Senate Majority Leader Harry Reid (D., Nev.), in announcing a Friday vote to on the House-passed “Cut, Cap and Balance” bill, called it “perhaps some of the worst legislation in the history of this country.”
Worst. In history. You don’t say? I wonder where Reid would rank it on this list. Maybe:
- Fugitive Slave Act (1850)
- Indian Removal Act (1830)
- Cut, Cap and Balance Act (2011)
- Alien and Sedition Acts (1798)
- Executive Order #9066 [Japanese internment] (1942)
- The Volstead Act [prohibition] (1919)
Either way, the Senate won’t even be voting on the passage of “Cut, Cap and Balance,” but rather on motion to “table” the legislation, which would require only 51 votes. Reid said he didn’t want to “waste the Senate’s time” by debating the bill any further.

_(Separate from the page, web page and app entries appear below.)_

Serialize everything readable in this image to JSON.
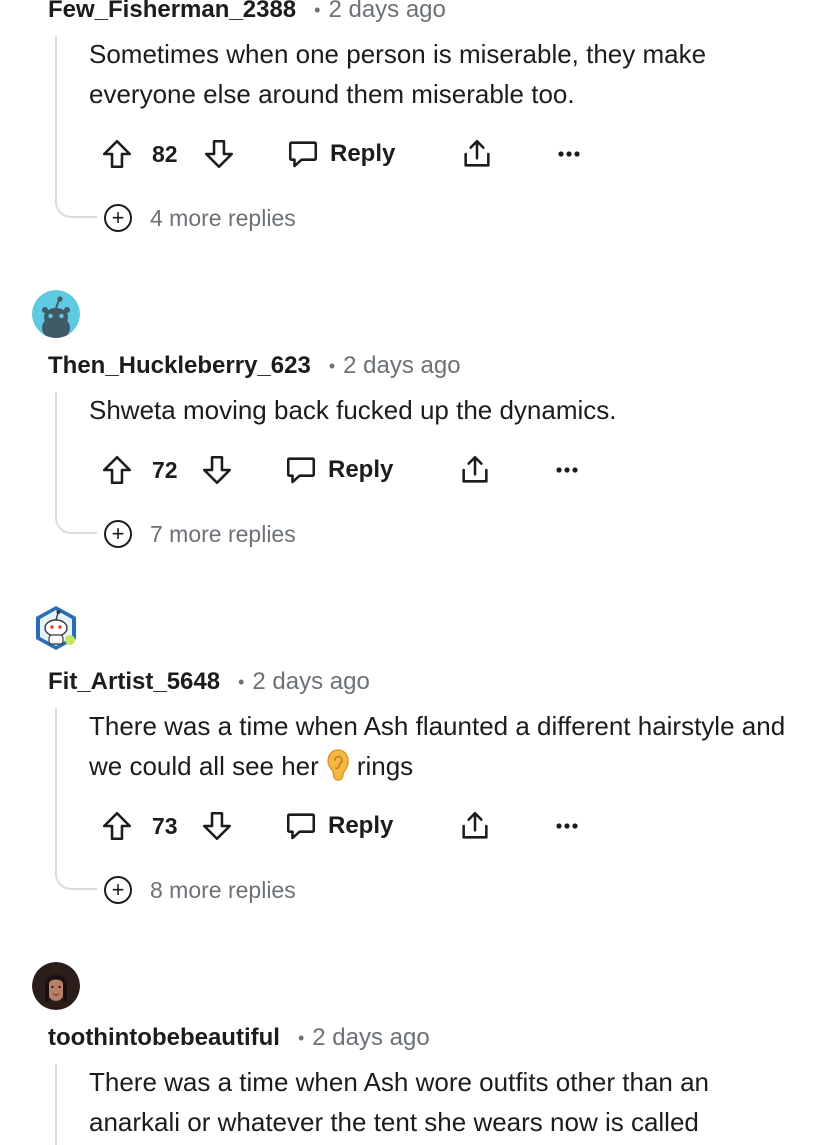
{
  "comments": [
    {
      "username": "Few_Fisherman_2388",
      "separator": "•",
      "time": "2 days ago",
      "body": "Sometimes when one person is miserable, they make everyone else around them miserable too.",
      "votes": "82",
      "reply_label": "Reply",
      "more_replies": "4 more replies"
    },
    {
      "username": "Then_Huckleberry_623",
      "separator": "•",
      "time": "2 days ago",
      "body": "Shweta moving back fucked up the dynamics.",
      "votes": "72",
      "reply_label": "Reply",
      "more_replies": "7 more replies",
      "avatar_color": "#5ec9e0"
    },
    {
      "username": "Fit_Artist_5648",
      "separator": "•",
      "time": "2 days ago",
      "body_before_emoji": "There was a time when Ash flaunted a different hairstyle and we could all see her",
      "emoji": "ear",
      "body_after_emoji": "rings",
      "votes": "73",
      "reply_label": "Reply",
      "more_replies": "8 more replies",
      "avatar_color": "#2a6fb5"
    },
    {
      "username": "toothintobebeautiful",
      "separator": "•",
      "time": "2 days ago",
      "body": "There was a time when Ash wore outfits other than an anarkali or whatever the tent she wears now is called"
    }
  ],
  "icons": {
    "upvote": "arrow-up-icon",
    "downvote": "arrow-down-icon",
    "reply": "speech-bubble-icon",
    "share": "share-icon",
    "more": "ellipsis-icon",
    "expand": "plus-circle-icon"
  },
  "colors": {
    "text": "#1c1c1c",
    "meta": "#6b7176",
    "thread_line": "#d9dcdf"
  }
}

Even if it was put to a proper vote, the bill is unlikely to pass, although this recent CNN poll certainly raised a few eyebrows (66 percent of Americans support the contents of the bill as described). And even if it did pass, President Obama has threatened a veto.
However, Sen. Tom Coburn (R., Okla.) said today he doesn’t think the president would ever make good on that threat. “I will bet you a Porterhouse steak if ['Cut, Cap and Balance'] lands on his desk, he will sign this puppy,” he said in response to a reporter’s question. “That’s how good his veto threat is.”
The one and only.